The epithelial mesenchymal transition property is involved in cel | 57699
Journal of Clinical and Cellular Immunology

Journal of Clinical and Cellular Immunology
Open Access

ISSN: 2155-9899

The epithelial mesenchymal transition property is involved in cell-in-cell structure between lung cancer and natural killer cell line

10th International Conference on Clinical and Cellular Immunology

August 06-07, 2018 | Madrid, Spain

Eun Hee Han, Kwan Soo Hong and Ji Hyun Choi

Korea Basic Science Institute, South Korea
Korea Research Institute of Bioscience and Biotechnology, South Korea

Posters & Accepted Abstracts: J Clin Cell Immunol

Abstract :

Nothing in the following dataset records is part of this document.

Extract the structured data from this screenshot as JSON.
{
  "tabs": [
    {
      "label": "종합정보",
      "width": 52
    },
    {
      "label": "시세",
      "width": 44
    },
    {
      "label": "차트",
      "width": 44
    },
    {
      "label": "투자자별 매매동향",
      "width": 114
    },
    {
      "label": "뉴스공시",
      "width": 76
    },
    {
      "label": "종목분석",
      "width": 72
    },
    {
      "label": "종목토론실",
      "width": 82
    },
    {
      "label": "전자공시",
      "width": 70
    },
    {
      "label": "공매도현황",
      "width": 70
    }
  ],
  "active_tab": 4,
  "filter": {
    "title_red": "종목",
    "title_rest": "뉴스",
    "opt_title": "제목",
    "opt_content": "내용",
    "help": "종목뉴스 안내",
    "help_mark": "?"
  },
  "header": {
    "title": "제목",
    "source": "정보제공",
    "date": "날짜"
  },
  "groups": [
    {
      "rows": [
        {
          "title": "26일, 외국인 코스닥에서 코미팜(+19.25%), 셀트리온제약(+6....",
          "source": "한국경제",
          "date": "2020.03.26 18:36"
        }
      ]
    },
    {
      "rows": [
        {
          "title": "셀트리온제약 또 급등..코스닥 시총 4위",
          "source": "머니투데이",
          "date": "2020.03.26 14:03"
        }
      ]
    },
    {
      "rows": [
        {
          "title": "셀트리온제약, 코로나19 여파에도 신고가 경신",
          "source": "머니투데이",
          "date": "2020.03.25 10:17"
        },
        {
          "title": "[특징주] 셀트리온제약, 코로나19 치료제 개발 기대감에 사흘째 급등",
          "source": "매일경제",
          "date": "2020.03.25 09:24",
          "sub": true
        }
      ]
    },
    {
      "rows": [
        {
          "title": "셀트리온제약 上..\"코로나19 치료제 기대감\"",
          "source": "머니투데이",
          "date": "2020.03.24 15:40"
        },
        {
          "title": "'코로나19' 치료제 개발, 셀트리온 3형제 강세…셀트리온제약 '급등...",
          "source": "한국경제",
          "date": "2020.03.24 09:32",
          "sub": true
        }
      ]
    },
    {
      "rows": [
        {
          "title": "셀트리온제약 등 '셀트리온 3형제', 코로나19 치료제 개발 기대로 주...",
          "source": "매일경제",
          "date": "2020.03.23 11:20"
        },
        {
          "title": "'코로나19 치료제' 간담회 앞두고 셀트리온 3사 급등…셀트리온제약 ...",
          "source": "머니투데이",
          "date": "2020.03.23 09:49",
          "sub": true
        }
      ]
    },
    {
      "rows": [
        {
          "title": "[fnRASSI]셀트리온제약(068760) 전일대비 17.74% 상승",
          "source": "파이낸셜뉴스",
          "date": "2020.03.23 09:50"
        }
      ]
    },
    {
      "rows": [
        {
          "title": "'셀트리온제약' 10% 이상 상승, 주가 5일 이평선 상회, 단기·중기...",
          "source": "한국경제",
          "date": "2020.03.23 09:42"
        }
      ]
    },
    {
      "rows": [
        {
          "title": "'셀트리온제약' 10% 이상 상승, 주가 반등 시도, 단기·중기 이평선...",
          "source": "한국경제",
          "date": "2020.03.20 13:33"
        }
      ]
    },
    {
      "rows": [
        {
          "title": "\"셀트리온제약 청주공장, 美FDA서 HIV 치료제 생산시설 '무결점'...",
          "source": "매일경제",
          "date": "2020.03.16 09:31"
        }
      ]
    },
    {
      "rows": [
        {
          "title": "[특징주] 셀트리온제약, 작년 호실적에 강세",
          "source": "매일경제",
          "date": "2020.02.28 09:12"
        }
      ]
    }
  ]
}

Lung cancer is among the most deadly cancers for both men and women. Immunotherapy is a breakthrough treatment in oncology that uses the bodyâ??s own natural defense system to fight off cancer. Higher numbers of T cells, natural killer cells, and/or dendritic cells are associated with better patient survival. In particular, NK cell therapy has the advantages of safety, economy, and versatility. Several studies have been undertaken to increase the target and efficacy of NK cell therapy, such as antibody or CAR-T therapy. We observed that when NK cells co-cultured with lung cancer cell line A549, NK cells entered A549 to form a cell-in-cell (CIC) structure and immune cells die. Previous reports have suggested that CIC structures may be formed depending on the characteristics of immune cells, but we assumed that CIC-associated cancer cells may have different characteristics from those of other cancer cells. In order to prove this, CIC-engrafted cancer cells and non-CIC cancer cells were sorted at the same time and proliferation, NK killing effect, foci, soft agar, migration, and invasion assays were performed. As a result, a more malignant phenotype was observed in CIC-engrafted cancer cells. To confirm the reason, proteomics and transcriptomics analysis showed that the epithelial mesenchymal transition (EMT) property in CIC-engrafted cancer cells. EMT marker analysis and phalloidin staining validated these results. The population of CIC-engrafted cancer cells after sorting CIC-engrafted cancer cells repeatedly co-cultured with A549 at the 2nd, 3rd and 4th cycles showed no significant change. Therefore, the EMT properties of CIC-engrafted cancer cells seem to be a temporary phenomenon that occurs dynamically in the cancer environment, not permanently maintained. In order to increase the efficacy of NK cell therapy, it is necessary to consider the study of targeting CIC-engrafted cancer cells.